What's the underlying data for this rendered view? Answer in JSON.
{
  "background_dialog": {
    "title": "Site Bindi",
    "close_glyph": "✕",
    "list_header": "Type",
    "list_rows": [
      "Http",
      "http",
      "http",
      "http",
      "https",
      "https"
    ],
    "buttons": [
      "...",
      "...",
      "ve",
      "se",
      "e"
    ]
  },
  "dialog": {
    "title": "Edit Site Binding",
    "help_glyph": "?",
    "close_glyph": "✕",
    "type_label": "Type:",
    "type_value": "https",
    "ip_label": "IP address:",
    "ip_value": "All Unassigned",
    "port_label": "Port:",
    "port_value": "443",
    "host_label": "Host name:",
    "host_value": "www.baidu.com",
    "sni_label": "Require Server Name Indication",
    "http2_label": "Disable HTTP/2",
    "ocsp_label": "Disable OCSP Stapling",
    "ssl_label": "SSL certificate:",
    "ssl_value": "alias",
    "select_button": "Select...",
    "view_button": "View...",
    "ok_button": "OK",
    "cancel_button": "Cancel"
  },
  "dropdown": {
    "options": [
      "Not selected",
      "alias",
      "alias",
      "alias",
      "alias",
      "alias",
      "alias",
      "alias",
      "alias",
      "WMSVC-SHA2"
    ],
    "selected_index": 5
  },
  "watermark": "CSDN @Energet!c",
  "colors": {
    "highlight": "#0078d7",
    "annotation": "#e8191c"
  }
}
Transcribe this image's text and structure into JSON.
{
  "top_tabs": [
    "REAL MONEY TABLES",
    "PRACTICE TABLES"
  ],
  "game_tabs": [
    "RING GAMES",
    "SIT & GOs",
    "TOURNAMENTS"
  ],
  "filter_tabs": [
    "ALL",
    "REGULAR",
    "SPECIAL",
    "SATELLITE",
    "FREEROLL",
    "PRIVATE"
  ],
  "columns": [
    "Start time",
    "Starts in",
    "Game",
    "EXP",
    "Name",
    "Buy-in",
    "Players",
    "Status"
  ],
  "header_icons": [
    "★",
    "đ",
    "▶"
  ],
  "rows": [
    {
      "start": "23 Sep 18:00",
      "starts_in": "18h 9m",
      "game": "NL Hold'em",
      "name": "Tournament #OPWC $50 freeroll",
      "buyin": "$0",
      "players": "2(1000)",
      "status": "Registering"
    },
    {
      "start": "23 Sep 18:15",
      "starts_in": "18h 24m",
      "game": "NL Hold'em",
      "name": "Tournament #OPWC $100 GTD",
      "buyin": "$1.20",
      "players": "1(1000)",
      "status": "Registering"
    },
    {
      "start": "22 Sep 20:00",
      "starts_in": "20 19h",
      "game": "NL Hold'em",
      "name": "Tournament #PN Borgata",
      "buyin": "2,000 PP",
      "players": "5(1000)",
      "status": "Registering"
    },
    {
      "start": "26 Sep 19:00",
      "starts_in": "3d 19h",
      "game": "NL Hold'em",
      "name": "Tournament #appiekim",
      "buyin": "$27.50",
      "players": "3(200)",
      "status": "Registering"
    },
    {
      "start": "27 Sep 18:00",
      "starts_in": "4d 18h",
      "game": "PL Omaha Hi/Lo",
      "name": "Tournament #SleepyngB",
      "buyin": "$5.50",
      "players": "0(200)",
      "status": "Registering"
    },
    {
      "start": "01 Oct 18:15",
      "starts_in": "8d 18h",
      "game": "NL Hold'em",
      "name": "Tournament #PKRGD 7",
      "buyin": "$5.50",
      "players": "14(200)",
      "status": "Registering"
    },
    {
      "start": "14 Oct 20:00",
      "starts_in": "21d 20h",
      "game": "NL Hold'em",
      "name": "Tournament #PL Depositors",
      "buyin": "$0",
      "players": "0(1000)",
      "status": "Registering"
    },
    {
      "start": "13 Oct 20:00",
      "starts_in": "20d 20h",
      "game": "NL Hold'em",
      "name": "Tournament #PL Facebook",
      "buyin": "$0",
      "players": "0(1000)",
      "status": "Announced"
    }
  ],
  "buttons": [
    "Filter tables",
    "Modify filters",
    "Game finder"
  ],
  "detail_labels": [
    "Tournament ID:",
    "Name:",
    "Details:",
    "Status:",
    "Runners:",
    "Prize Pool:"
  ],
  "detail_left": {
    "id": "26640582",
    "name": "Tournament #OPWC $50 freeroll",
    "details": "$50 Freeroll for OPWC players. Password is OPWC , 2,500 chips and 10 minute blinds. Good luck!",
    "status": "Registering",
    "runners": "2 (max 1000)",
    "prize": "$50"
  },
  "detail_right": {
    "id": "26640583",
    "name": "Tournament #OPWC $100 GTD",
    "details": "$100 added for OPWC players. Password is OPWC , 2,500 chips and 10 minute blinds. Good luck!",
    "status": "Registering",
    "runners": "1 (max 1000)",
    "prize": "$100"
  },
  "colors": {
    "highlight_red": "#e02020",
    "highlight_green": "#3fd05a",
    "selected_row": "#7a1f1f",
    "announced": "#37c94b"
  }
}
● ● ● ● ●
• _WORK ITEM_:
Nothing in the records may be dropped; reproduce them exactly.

• _ANSWER SECTION_:
What's the underlying data for this rendered view? Answer in JSON.
{
  "background_dialog": {
    "title": "Site Bindi",
    "close_glyph": "✕",
    "list_header": "Type",
    "list_rows": [
      "Http",
      "http",
      "http",
      "http",
      "https",
      "https"
    ],
    "buttons": [
      "...",
      "...",
      "ve",
      "se",
      "e"
    ]
  },
  "dialog": {
    "title": "Edit Site Binding",
    "help_glyph": "?",
    "close_glyph": "✕",
    "type_label": "Type:",
    "type_value": "https",
    "ip_label": "IP address:",
    "ip_value": "All Unassigned",
    "port_label": "Port:",
    "port_value": "443",
    "host_label": "Host name:",
    "host_value": "www.baidu.com",
    "sni_label": "Require Server Name Indication",
    "http2_label": "Disable HTTP/2",
    "ocsp_label": "Disable OCSP Stapling",
    "ssl_label": "SSL certificate:",
    "ssl_value": "alias",
    "select_button": "Select...",
    "view_button": "View...",
    "ok_button": "OK",
    "cancel_button": "Cancel"
  },
  "dropdown": {
    "options": [
      "Not selected",
      "alias",
      "alias",
      "alias",
      "alias",
      "alias",
      "alias",
      "alias",
      "alias",
      "WMSVC-SHA2"
    ],
    "selected_index": 5
  },
  "watermark": "CSDN @Energet!c",
  "colors": {
    "highlight": "#0078d7",
    "annotation": "#e8191c"
  }
}
Transcribe this image's text and structure into JSON.
{
  "top_tabs": [
    "REAL MONEY TABLES",
    "PRACTICE TABLES"
  ],
  "game_tabs": [
    "RING GAMES",
    "SIT & GOs",
    "TOURNAMENTS"
  ],
  "filter_tabs": [
    "ALL",
    "REGULAR",
    "SPECIAL",
    "SATELLITE",
    "FREEROLL",
    "PRIVATE"
  ],
  "columns": [
    "Start time",
    "Starts in",
    "Game",
    "EXP",
    "Name",
    "Buy-in",
    "Players",
    "Status"
  ],
  "header_icons": [
    "★",
    "đ",
    "▶"
  ],
  "rows": [
    {
      "start": "23 Sep 18:00",
      "starts_in": "18h 9m",
      "game": "NL Hold'em",
      "name": "Tournament #OPWC $50 freeroll",
      "buyin": "$0",
      "players": "2(1000)",
      "status": "Registering"
    },
    {
      "start": "23 Sep 18:15",
      "starts_in": "18h 24m",
      "game": "NL Hold'em",
      "name": "Tournament #OPWC $100 GTD",
      "buyin": "$1.20",
      "players": "1(1000)",
      "status": "Registering"
    },
    {
      "start": "22 Sep 20:00",
      "starts_in": "20 19h",
      "game": "NL Hold'em",
      "name": "Tournament #PN Borgata",
      "buyin": "2,000 PP",
      "players": "5(1000)",
      "status": "Registering"
    },
    {
      "start": "26 Sep 19:00",
      "starts_in": "3d 19h",
      "game": "NL Hold'em",
      "name": "Tournament #appiekim",
      "buyin": "$27.50",
      "players": "3(200)",
      "status": "Registering"
    },
    {
      "start": "27 Sep 18:00",
      "starts_in": "4d 18h",
      "game": "PL Omaha Hi/Lo",
      "name": "Tournament #SleepyngB",
      "buyin": "$5.50",
      "players": "0(200)",
      "status": "Registering"
    },
    {
      "start": "01 Oct 18:15",
      "starts_in": "8d 18h",
      "game": "NL Hold'em",
      "name": "Tournament #PKRGD 7",
      "buyin": "$5.50",
      "players": "14(200)",
      "status": "Registering"
    },
    {
      "start": "14 Oct 20:00",
      "starts_in": "21d 20h",
      "game": "NL Hold'em",
      "name": "Tournament #PL Depositors",
      "buyin": "$0",
      "players": "0(1000)",
      "status": "Registering"
    },
    {
      "start": "13 Oct 20:00",
      "starts_in": "20d 20h",
      "game": "NL Hold'em",
      "name": "Tournament #PL Facebook",
      "buyin": "$0",
      "players": "0(1000)",
      "status": "Announced"
    }
  ],
  "buttons": [
    "Filter tables",
    "Modify filters",
    "Game finder"
  ],
  "detail_labels": [
    "Tournament ID:",
    "Name:",
    "Details:",
    "Status:",
    "Runners:",
    "Prize Pool:"
  ],
  "detail_left": {
    "id": "26640582",
    "name": "Tournament #OPWC $50 freeroll",
    "details": "$50 Freeroll for OPWC players. Password is OPWC , 2,500 chips and 10 minute blinds. Good luck!",
    "status": "Registering",
    "runners": "2 (max 1000)",
    "prize": "$50"
  },
  "detail_right": {
    "id": "26640583",
    "name": "Tournament #OPWC $100 GTD",
    "details": "$100 added for OPWC players. Password is OPWC , 2,500 chips and 10 minute blinds. Good luck!",
    "status": "Registering",
    "runners": "1 (max 1000)",
    "prize": "$100"
  },
  "colors": {
    "highlight_red": "#e02020",
    "highlight_green": "#3fd05a",
    "selected_row": "#7a1f1f",
    "announced": "#37c94b"
  }
}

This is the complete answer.